It's time for Hong Kong to talk about fairness to sexual minorities
New Zealand gained a reputation as a social laboratory by giving women the right to vote 120 years ago, and by introducing cradle-to-grave social welfare in the 1930s and 40s. The latter has been undermined by free-market economics and remains anathema to many societies including Hong Kong. The country's latest reform is not quite so pioneering but, as with the other two in their time, millions around the world have mixed feelings about it.
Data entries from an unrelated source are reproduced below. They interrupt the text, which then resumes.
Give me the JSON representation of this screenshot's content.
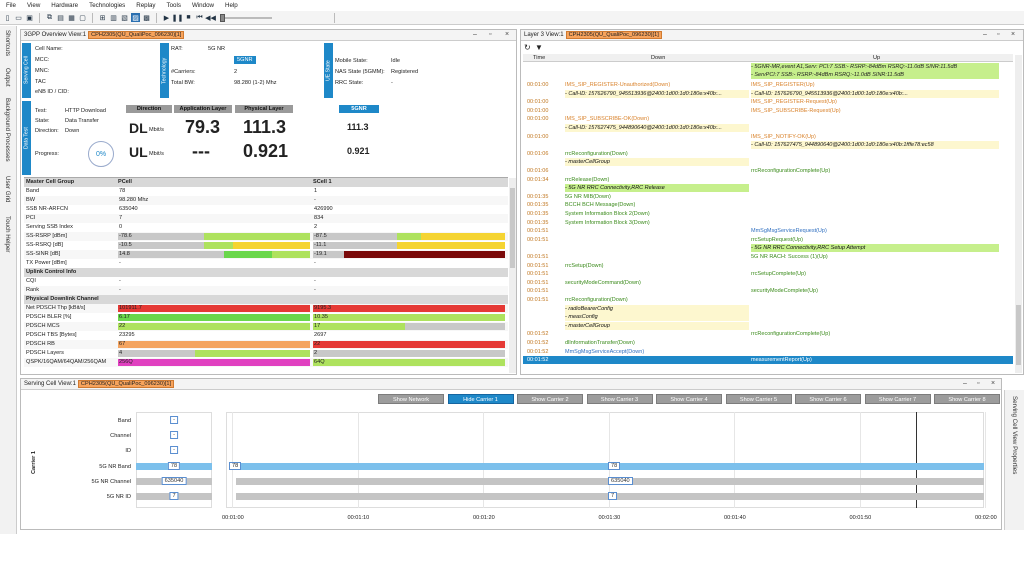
{
  "menu": [
    "File",
    "View",
    "Hardware",
    "Technologies",
    "Replay",
    "Tools",
    "Window",
    "Help"
  ],
  "side_tabs": [
    "Shortcuts",
    "Output",
    "Background Processes",
    "User Grid",
    "Touch Helper"
  ],
  "right_side_tab": "Serving Cell View Properties",
  "overview": {
    "title": "3GPP Overview View:1",
    "tag": "CPH2305(QU_QualiPoc_096230)[1]",
    "bands": {
      "serving_cell": "Serving Cell",
      "technology": "Technology",
      "ue_state": "UE State",
      "data_test": "Data Test"
    },
    "cell_labels": [
      "Cell Name:",
      "MCC:",
      "MNC:",
      "TAC",
      "eNB ID / CID:"
    ],
    "rat_label": "RAT:",
    "rat_value": "5G NR",
    "sgnr_badge": "5GNR",
    "carriers_label": "#Carriers:",
    "carriers_value": "2",
    "bw_label": "Total BW:",
    "bw_value": "98.280 (1-2) Mhz",
    "mobile_label": "Mobile State:",
    "mobile_value": "Idle",
    "nas_label": "NAS State (5GMM):",
    "nas_value": "Registered",
    "rrc_label": "RRC State:",
    "rrc_value": "-",
    "test_label": "Test:",
    "test_value": "HTTP Download",
    "state_label": "State:",
    "state_value": "Data Transfer",
    "direction_label": "Direction:",
    "direction_value": "Down",
    "progress_label": "Progress:",
    "progress_value": "0%",
    "col_direction": "Direction",
    "col_app": "Application Layer",
    "col_phy": "Physical Layer",
    "col_5gnr": "5GNR",
    "dl": "DL",
    "ul": "UL",
    "unit": "Mbit/s",
    "dl_app": "79.3",
    "dl_phy": "111.3",
    "dl_5gnr": "111.3",
    "ul_app": "---",
    "ul_phy": "0.921",
    "ul_5gnr": "0.921"
  },
  "table": {
    "col_group": "Master Cell Group",
    "col_pcell": "PCell",
    "col_scell": "SCell 1",
    "rows": [
      {
        "label": "Band",
        "p": "78",
        "s": "1"
      },
      {
        "label": "BW",
        "p": "98.280 Mhz",
        "s": "-"
      },
      {
        "label": "SSB NR-ARFCN",
        "p": "635040",
        "s": "426990"
      },
      {
        "label": "PCI",
        "p": "7",
        "s": "834"
      },
      {
        "label": "Serving SSB Index",
        "p": "0",
        "s": "2"
      },
      {
        "label": "SS-RSRP [dBm]",
        "p": "-78.6",
        "s": "-87.5"
      },
      {
        "label": "SS-RSRQ [dB]",
        "p": "-10.5",
        "s": "-11.1"
      },
      {
        "label": "SS-SINR [dB]",
        "p": "14.8",
        "s": "-19.1"
      },
      {
        "label": "TX Power [dBm]",
        "p": "-",
        "s": "-"
      },
      {
        "label": "Uplink Control Info",
        "section": true
      },
      {
        "label": "CQI",
        "p": "-",
        "s": "-"
      },
      {
        "label": "Rank",
        "p": "-",
        "s": "-"
      },
      {
        "label": "Physical Downlink Channel",
        "section": true
      },
      {
        "label": "Net PDSCH Thp [kBit/s]",
        "p": "101911.7",
        "s": "9195.3"
      },
      {
        "label": "PDSCH BLER [%]",
        "p": "6.17",
        "s": "10.35"
      },
      {
        "label": "PDSCH MCS",
        "p": "22",
        "s": "17"
      },
      {
        "label": "PDSCH TBS [Bytes]",
        "p": "23295",
        "s": "2697"
      },
      {
        "label": "PDSCH RB",
        "p": "67",
        "s": "22"
      },
      {
        "label": "PDSCH Layers",
        "p": "4",
        "s": "2"
      },
      {
        "label": "QSPK/16QAM/64QAM/256QAM",
        "p": "256Q",
        "s": "64Q"
      }
    ]
  },
  "layer3": {
    "title": "Layer 3 View:1",
    "tag": "CPH2305(QU_QualiPoc_096230)[1]",
    "col_time": "Time",
    "col_down": "Down",
    "col_up": "Up",
    "top_up_1": "- 5GNR-MR,event A1,Serv: PCI:7 SSB:- RSRP:-84dBm RSRQ:-11.0dB SINR:11.5dB",
    "top_up_2": "- ServPCI:7 SSB:- RSRP:-84dBm RSRQ:-11.0dB SINR:11.5dB",
    "rows": [
      {
        "time": "00:01:00",
        "down": "IMS_SIP_REGISTER-Unauthorized(Down)",
        "up": "IMS_SIP_REGISTER(Up)",
        "kind": "ims"
      },
      {
        "time": "",
        "down": "- Call-ID: 157626790_945513936@2400:1d00:1d0:180e:x40b:...",
        "up": "- Call-ID: 157626790_945513936@2400:1d00:1d0:180e:x40b:...",
        "kind": "ims-detail"
      },
      {
        "time": "00:01:00",
        "down": "",
        "up": "IMS_SIP_REGISTER-Request(Up)",
        "kind": "ims"
      },
      {
        "time": "00:01:00",
        "down": "",
        "up": "IMS_SIP_SUBSCRIBE-Request(Up)",
        "kind": "ims"
      },
      {
        "time": "00:01:00",
        "down": "IMS_SIP_SUBSCRIBE-OK(Down)",
        "up": "",
        "kind": "ims"
      },
      {
        "time": "",
        "down": "- Call-ID: 157627475_944890640@2400:1d00:1d0:180e:x40b:...",
        "up": "",
        "kind": "ims-detail"
      },
      {
        "time": "00:01:00",
        "down": "",
        "up": "IMS_SIP_NOTIFY-OK(Up)",
        "kind": "ims"
      },
      {
        "time": "",
        "down": "",
        "up": "- Call-ID: 157627475_944890640@2400:1d00:1d0:180e:x40b:1fffe78:ec58",
        "kind": "ims-detail"
      },
      {
        "time": "00:01:06",
        "down": "rrcReconfiguration(Down)",
        "up": "",
        "kind": "rrc"
      },
      {
        "time": "",
        "down": "- masterCellGroup",
        "up": "",
        "kind": "detail"
      },
      {
        "time": "00:01:06",
        "down": "",
        "up": "rrcReconfigurationComplete(Up)",
        "kind": "rrc"
      },
      {
        "time": "00:01:34",
        "down": "rrcRelease(Down)",
        "up": "",
        "kind": "rrc"
      },
      {
        "time": "",
        "down": "- 5G NR RRC Connectivity,RRC Release",
        "up": "",
        "kind": "green"
      },
      {
        "time": "00:01:35",
        "down": "5G NR MIB(Down)",
        "up": "",
        "kind": "rrc"
      },
      {
        "time": "00:01:35",
        "down": "BCCH BCH Message(Down)",
        "up": "",
        "kind": "rrc"
      },
      {
        "time": "00:01:35",
        "down": "System Information Block 2(Down)",
        "up": "",
        "kind": "rrc"
      },
      {
        "time": "00:01:35",
        "down": "System Information Block 3(Down)",
        "up": "",
        "kind": "rrc"
      },
      {
        "time": "00:01:51",
        "down": "",
        "up": "MmSgMsgServiceRequest(Up)",
        "kind": "blue"
      },
      {
        "time": "00:01:51",
        "down": "",
        "up": "rrcSetupRequest(Up)",
        "kind": "rrc"
      },
      {
        "time": "",
        "down": "",
        "up": "- 5G NR RRC Connectivity,RRC Setup Attempt",
        "kind": "green"
      },
      {
        "time": "00:01:51",
        "down": "",
        "up": "5G NR RACH: Success (1)(Up)",
        "kind": "rrc"
      },
      {
        "time": "00:01:51",
        "down": "rrcSetup(Down)",
        "up": "",
        "kind": "rrc"
      },
      {
        "time": "00:01:51",
        "down": "",
        "up": "rrcSetupComplete(Up)",
        "kind": "rrc"
      },
      {
        "time": "00:01:51",
        "down": "securityModeCommand(Down)",
        "up": "",
        "kind": "rrc"
      },
      {
        "time": "00:01:51",
        "down": "",
        "up": "securityModeComplete(Up)",
        "kind": "rrc"
      },
      {
        "time": "00:01:51",
        "down": "rrcReconfiguration(Down)",
        "up": "",
        "kind": "rrc"
      },
      {
        "time": "",
        "down": "- radioBearerConfig",
        "up": "",
        "kind": "detail"
      },
      {
        "time": "",
        "down": "- measConfig",
        "up": "",
        "kind": "detail"
      },
      {
        "time": "",
        "down": "- masterCellGroup",
        "up": "",
        "kind": "detail"
      },
      {
        "time": "00:01:52",
        "down": "",
        "up": "rrcReconfigurationComplete(Up)",
        "kind": "rrc"
      },
      {
        "time": "00:01:52",
        "down": "dlInformationTransfer(Down)",
        "up": "",
        "kind": "rrc"
      },
      {
        "time": "00:01:52",
        "down": "MmSgMsgServiceAccept(Down)",
        "up": "",
        "kind": "blue"
      },
      {
        "time": "00:01:52",
        "down": "",
        "up": "measurementReport(Up)",
        "kind": "selected"
      }
    ]
  },
  "serving": {
    "title": "Serving Cell View:1",
    "tag": "CPH2305(QU_QualiPoc_096230)[1]",
    "buttons": [
      "Show Network",
      "Hide Carrier 1",
      "Show Carrier 2",
      "Show Carrier 3",
      "Show Carrier 4",
      "Show Carrier 5",
      "Show Carrier 6",
      "Show Carrier 7",
      "Show Carrier 8"
    ],
    "active_button": 1,
    "carrier_label": "Carrier 1",
    "labels": [
      "Band",
      "Channel",
      "ID",
      "5G NR Band",
      "5G NR Channel",
      "5G NR ID"
    ],
    "left_values": [
      "-",
      "-",
      "-",
      "78",
      "635040",
      "7"
    ],
    "timeline_values": [
      "78",
      "635040",
      "7"
    ],
    "timeline_start": "78",
    "x_ticks": [
      "00:01:00",
      "00:01:10",
      "00:01:20",
      "00:01:30",
      "00:01:40",
      "00:01:50",
      "00:02:00"
    ]
  },
  "colors": {
    "accent": "#1e88c8",
    "orange": "#f7a35c",
    "green": "#c6ef8c",
    "selected": "#1e88c8"
  }
}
New Zealand is the first Asia-Pacific nation, and the 13th overall, to legalise same-sex marriage, joining eight European and two South American countries, as well as Canada and South Africa. It had long ago legalised same-sex civil unions, and parliament finally amended the marriage act without too much controversy. That contrasts with France, which followed suit a few days later amid mass protests, especially over the right to adopt children. Many in Hong Kong would empathise with the reaction of Australian political leaders who were quick to rule out moves to follow their Pacific neighbour.
Last year our government and lawmakers joined hands to block a law against discrimination on grounds of sexual orientation, which falls far short of legalising same-sex marriage. Even a consultation is deemed too provocative for our conservative society, with Chief Executive Leung Chun-ying ruling it out in his policy speech in January, saying the community was "deeply divided". This reflects fear of a moral backlash, since a University of Hong Kong poll found 60 per cent would back legislation to outlaw such discrimination.
To be sure, it is a complex issue involving religion, morals and even our core value of free speech. But that does not mean the subject will go away. Seeking consensus on fair treatment for sexual minorities is not to be confused with changing the definition of marriage - unthinkable for many. The government should take the lead sooner rather than later with a public consultation. This would recognise that the subject is no longer taboo, even if some saw it as a step towards legislating.